A version of the tale was filmed in 1970 as an advertisement for "Pirates World", a now-defunct Florida theme park. Directed by Barry Mahon and with Shay Garner in the title role, this version was reused in its entirety as filler material for "Santa Claus and the Ice Cream Bunny", a rival to such films as "Plan 9 from Outer Space" and "Manos: the Hands of Fate" for the title of most inept film ever made.
* ^ Wullschlager 2002, p. 165
* ^ Opie 1992 , pp. 221–9
* ^ Wullschlager 2002 , p. 9
* ^ Wullschlager 2002 , p. 13
* ^ Wullschlager 2002 , pp. 25–26
* ^ Wullschlager 2002 , pp. 32–33
* ^ Wullschlager 2002 , pp. 60–61
* ^ Frank 2005 , p. 77
* ^ A B C Frank 2005 , p. 76
* ^ A B C D Opie 1974 , p. 219
* ^ Wullschlager 2000 , p. 162
* ^ Frank 2005 , pp. 75–76
* ^ "Hans Christian Andersen: Thumbelina". Hans Christian Andersen
Center. Retrieved 2009-08-22.
* ^ Wullschlager 2002 , p. 165
* ^ Andersen 2000 , p. 335
* ^ Eastman , p. 258
* ^ Haugaard 1983 , p. 29
* ^ Classe 2000 , p. 42
* ^ Tatar 2008 , pp. 193–194, 205
* ^ Wullschlager 2000 , p. 163
* ^ Sale 1978 , pp. 65–68
* ^ Banerjee, Jacqueline (2008). "The Power of "Faerie": Hans
Christian Andersen as a Children\'s Writer". The Victorian Web:
Literature, History, & Culture in the Age of Victoria. Retrieved
* ^ Stephens, Susie. "The Grotesque in Children’s Literature".
* ^ Siegel 1998 , pp. 123,126
* ^ "
* Andersen, Hans Christian (1983) . The Complete Fairy Tales and Stories. Erik Christian Haugaard (trans.). New York, NY: Anchor Books. ISBN 0-385-18951-6 . * Andersen, Hans Christian (2000) . The Fairy Tale of My Life. New York, NY: Cooper Square Press.

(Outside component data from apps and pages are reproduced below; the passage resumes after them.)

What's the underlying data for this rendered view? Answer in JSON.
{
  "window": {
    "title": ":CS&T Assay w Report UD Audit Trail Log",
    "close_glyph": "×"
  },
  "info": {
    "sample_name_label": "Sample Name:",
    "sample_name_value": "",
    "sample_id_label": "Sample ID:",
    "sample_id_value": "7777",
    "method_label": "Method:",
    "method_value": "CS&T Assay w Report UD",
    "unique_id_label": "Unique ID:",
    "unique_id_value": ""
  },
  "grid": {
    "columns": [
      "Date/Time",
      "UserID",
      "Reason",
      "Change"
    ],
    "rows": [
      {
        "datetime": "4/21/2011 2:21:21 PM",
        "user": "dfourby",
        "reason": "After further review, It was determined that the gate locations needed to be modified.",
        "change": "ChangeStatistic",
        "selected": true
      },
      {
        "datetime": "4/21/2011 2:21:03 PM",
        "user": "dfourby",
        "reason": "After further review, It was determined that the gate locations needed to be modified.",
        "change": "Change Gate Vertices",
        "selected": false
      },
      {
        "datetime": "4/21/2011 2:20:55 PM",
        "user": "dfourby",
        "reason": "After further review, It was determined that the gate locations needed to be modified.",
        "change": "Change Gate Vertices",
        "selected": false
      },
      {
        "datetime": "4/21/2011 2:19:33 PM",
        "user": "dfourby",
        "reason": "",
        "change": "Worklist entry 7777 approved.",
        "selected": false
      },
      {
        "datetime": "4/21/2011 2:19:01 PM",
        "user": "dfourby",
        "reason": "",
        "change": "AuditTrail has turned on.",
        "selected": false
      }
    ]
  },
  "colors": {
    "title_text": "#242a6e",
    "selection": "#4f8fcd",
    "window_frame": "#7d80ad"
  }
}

ISBN 0-8154-1105-7 . * Classe, O. (ed.) (2000). Encyclopedia of Literary Translation into English; v.2. Chicago, IL: Fitzroy Dearborn Publishers. ISBN 1-884964-36-2 . CS1 maint: Extra text: authors list (link ) * Eastman, Mary Huse (ed.). Index to Fairy Tales, Myths and Legends. BiblioLife, LLC. CS1 maint: Extra text: authors list (link ) * Frank, Diane Crone; Jeffrey Frank (2005). The Stories of Hans Christian Andersen. Durham, NC and London, UK: Duke University Press. ISBN 0-8223-3693-6 . * Loesser, Susan (2000) . A Most Remarkable Fella: Frank Loesser and the Guys and Dolls in his Life: A Portrait by his Daughter. New York, NY: Hal Leonard Corporation. ISBN 0-634-00927-3 . * Opie, Iona ; Peter Opie (1974). The Classic Fairy Tales. Oxford, UK: Oxford University Press. ISBN 0-19-211559-6 . * Sale, Roger (1978). Fairy Tales and After: From Snow White to E.B. White. New Haven, CT: Harvard University Press. ISBN 0-674-29157-3 . * Siegel, Elaine V. (ed.) (1992). Psychoanalytic Perspectives on Women. New York, NY: Brunner/Mazel, Inc. ISBN 0-87630-655-5 . CS1 maint: Extra text: authors list (link ) * Wullschlager, Jackie (2002). Hans Christian Andersen: The Life of a Storyteller. Chicago, IL: The University of Chicago Press. ISBN 0-226-91747-9 .